------ Input
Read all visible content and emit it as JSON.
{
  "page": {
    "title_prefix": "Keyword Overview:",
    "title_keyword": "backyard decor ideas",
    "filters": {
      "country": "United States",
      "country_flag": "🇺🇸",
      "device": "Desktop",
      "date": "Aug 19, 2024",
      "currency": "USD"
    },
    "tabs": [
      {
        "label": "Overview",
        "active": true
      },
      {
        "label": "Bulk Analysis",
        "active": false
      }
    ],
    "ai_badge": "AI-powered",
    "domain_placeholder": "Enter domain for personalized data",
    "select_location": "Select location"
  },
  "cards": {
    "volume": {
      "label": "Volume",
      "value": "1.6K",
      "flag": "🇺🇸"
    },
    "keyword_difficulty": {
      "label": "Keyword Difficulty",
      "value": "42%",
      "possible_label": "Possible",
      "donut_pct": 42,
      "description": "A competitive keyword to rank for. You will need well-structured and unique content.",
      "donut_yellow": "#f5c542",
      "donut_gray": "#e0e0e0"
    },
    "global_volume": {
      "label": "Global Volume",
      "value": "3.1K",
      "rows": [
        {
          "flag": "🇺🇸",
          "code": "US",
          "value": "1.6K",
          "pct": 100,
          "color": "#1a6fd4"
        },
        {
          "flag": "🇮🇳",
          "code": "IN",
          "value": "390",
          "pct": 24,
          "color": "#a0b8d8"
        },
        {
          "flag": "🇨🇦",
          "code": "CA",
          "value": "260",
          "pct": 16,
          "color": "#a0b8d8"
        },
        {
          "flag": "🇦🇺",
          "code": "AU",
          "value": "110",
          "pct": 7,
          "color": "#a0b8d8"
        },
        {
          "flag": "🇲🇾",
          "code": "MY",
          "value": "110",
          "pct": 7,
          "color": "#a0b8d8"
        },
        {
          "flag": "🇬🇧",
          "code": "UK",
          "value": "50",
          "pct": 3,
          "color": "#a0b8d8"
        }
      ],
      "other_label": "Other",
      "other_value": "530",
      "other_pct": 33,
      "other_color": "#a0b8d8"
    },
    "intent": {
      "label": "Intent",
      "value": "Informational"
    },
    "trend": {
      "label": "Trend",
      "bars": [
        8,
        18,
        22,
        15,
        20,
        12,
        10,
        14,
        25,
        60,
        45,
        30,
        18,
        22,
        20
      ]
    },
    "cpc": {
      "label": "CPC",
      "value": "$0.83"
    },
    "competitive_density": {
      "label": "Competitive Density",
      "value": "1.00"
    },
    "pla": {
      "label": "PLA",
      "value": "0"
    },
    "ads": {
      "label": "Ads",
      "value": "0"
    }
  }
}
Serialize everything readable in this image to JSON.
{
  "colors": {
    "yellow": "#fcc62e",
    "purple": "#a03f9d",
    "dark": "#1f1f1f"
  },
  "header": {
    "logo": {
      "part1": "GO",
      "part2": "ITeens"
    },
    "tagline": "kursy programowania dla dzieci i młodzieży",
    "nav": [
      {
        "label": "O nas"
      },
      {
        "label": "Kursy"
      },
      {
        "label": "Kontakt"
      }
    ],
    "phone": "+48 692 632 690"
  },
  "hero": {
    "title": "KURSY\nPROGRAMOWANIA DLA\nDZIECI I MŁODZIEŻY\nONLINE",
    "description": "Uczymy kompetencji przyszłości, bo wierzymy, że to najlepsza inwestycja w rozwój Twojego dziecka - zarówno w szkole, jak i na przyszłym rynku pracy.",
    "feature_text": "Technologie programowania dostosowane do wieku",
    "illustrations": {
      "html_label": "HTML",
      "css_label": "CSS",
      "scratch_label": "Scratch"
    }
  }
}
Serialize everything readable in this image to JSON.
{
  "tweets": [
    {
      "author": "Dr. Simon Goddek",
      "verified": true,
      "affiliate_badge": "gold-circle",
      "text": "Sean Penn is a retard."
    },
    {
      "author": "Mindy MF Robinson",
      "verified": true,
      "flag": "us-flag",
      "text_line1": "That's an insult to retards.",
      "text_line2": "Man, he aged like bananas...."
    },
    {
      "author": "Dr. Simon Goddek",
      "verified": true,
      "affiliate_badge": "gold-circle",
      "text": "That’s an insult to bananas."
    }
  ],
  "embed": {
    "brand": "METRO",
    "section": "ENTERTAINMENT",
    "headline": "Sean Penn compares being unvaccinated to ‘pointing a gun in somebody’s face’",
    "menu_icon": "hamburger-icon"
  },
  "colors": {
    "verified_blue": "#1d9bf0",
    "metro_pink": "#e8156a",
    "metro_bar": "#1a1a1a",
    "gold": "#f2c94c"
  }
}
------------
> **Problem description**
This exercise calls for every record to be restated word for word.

> **Exercise result**
Read all visible content and emit it as JSON.
{
  "page": {
    "title_prefix": "Keyword Overview:",
    "title_keyword": "backyard decor ideas",
    "filters": {
      "country": "United States",
      "country_flag": "🇺🇸",
      "device": "Desktop",
      "date": "Aug 19, 2024",
      "currency": "USD"
    },
    "tabs": [
      {
        "label": "Overview",
        "active": true
      },
      {
        "label": "Bulk Analysis",
        "active": false
      }
    ],
    "ai_badge": "AI-powered",
    "domain_placeholder": "Enter domain for personalized data",
    "select_location": "Select location"
  },
  "cards": {
    "volume": {
      "label": "Volume",
      "value": "1.6K",
      "flag": "🇺🇸"
    },
    "keyword_difficulty": {
      "label": "Keyword Difficulty",
      "value": "42%",
      "possible_label": "Possible",
      "donut_pct": 42,
      "description": "A competitive keyword to rank for. You will need well-structured and unique content.",
      "donut_yellow": "#f5c542",
      "donut_gray": "#e0e0e0"
    },
    "global_volume": {
      "label": "Global Volume",
      "value": "3.1K",
      "rows": [
        {
          "flag": "🇺🇸",
          "code": "US",
          "value": "1.6K",
          "pct": 100,
          "color": "#1a6fd4"
        },
        {
          "flag": "🇮🇳",
          "code": "IN",
          "value": "390",
          "pct": 24,
          "color": "#a0b8d8"
        },
        {
          "flag": "🇨🇦",
          "code": "CA",
          "value": "260",
          "pct": 16,
          "color": "#a0b8d8"
        },
        {
          "flag": "🇦🇺",
          "code": "AU",
          "value": "110",
          "pct": 7,
          "color": "#a0b8d8"
        },
        {
          "flag": "🇲🇾",
          "code": "MY",
          "value": "110",
          "pct": 7,
          "color": "#a0b8d8"
        },
        {
          "flag": "🇬🇧",
          "code": "UK",
          "value": "50",
          "pct": 3,
          "color": "#a0b8d8"
        }
      ],
      "other_label": "Other",
      "other_value": "530",
      "other_pct": 33,
      "other_color": "#a0b8d8"
    },
    "intent": {
      "label": "Intent",
      "value": "Informational"
    },
    "trend": {
      "label": "Trend",
      "bars": [
        8,
        18,
        22,
        15,
        20,
        12,
        10,
        14,
        25,
        60,
        45,
        30,
        18,
        22,
        20
      ]
    },
    "cpc": {
      "label": "CPC",
      "value": "$0.83"
    },
    "competitive_density": {
      "label": "Competitive Density",
      "value": "1.00"
    },
    "pla": {
      "label": "PLA",
      "value": "0"
    },
    "ads": {
      "label": "Ads",
      "value": "0"
    }
  }
}
Serialize everything readable in this image to JSON.
{
  "colors": {
    "yellow": "#fcc62e",
    "purple": "#a03f9d",
    "dark": "#1f1f1f"
  },
  "header": {
    "logo": {
      "part1": "GO",
      "part2": "ITeens"
    },
    "tagline": "kursy programowania dla dzieci i młodzieży",
    "nav": [
      {
        "label": "O nas"
      },
      {
        "label": "Kursy"
      },
      {
        "label": "Kontakt"
      }
    ],
    "phone": "+48 692 632 690"
  },
  "hero": {
    "title": "KURSY\nPROGRAMOWANIA DLA\nDZIECI I MŁODZIEŻY\nONLINE",
    "description": "Uczymy kompetencji przyszłości, bo wierzymy, że to najlepsza inwestycja w rozwój Twojego dziecka - zarówno w szkole, jak i na przyszłym rynku pracy.",
    "feature_text": "Technologie programowania dostosowane do wieku",
    "illustrations": {
      "html_label": "HTML",
      "css_label": "CSS",
      "scratch_label": "Scratch"
    }
  }
}
Serialize everything readable in this image to JSON.
{
  "tweets": [
    {
      "author": "Dr. Simon Goddek",
      "verified": true,
      "affiliate_badge": "gold-circle",
      "text": "Sean Penn is a retard."
    },
    {
      "author": "Mindy MF Robinson",
      "verified": true,
      "flag": "us-flag",
      "text_line1": "That's an insult to retards.",
      "text_line2": "Man, he aged like bananas...."
    },
    {
      "author": "Dr. Simon Goddek",
      "verified": true,
      "affiliate_badge": "gold-circle",
      "text": "That’s an insult to bananas."
    }
  ],
  "embed": {
    "brand": "METRO",
    "section": "ENTERTAINMENT",
    "headline": "Sean Penn compares being unvaccinated to ‘pointing a gun in somebody’s face’",
    "menu_icon": "hamburger-icon"
  },
  "colors": {
    "verified_blue": "#1d9bf0",
    "metro_pink": "#e8156a",
    "metro_bar": "#1a1a1a",
    "gold": "#f2c94c"
  }
}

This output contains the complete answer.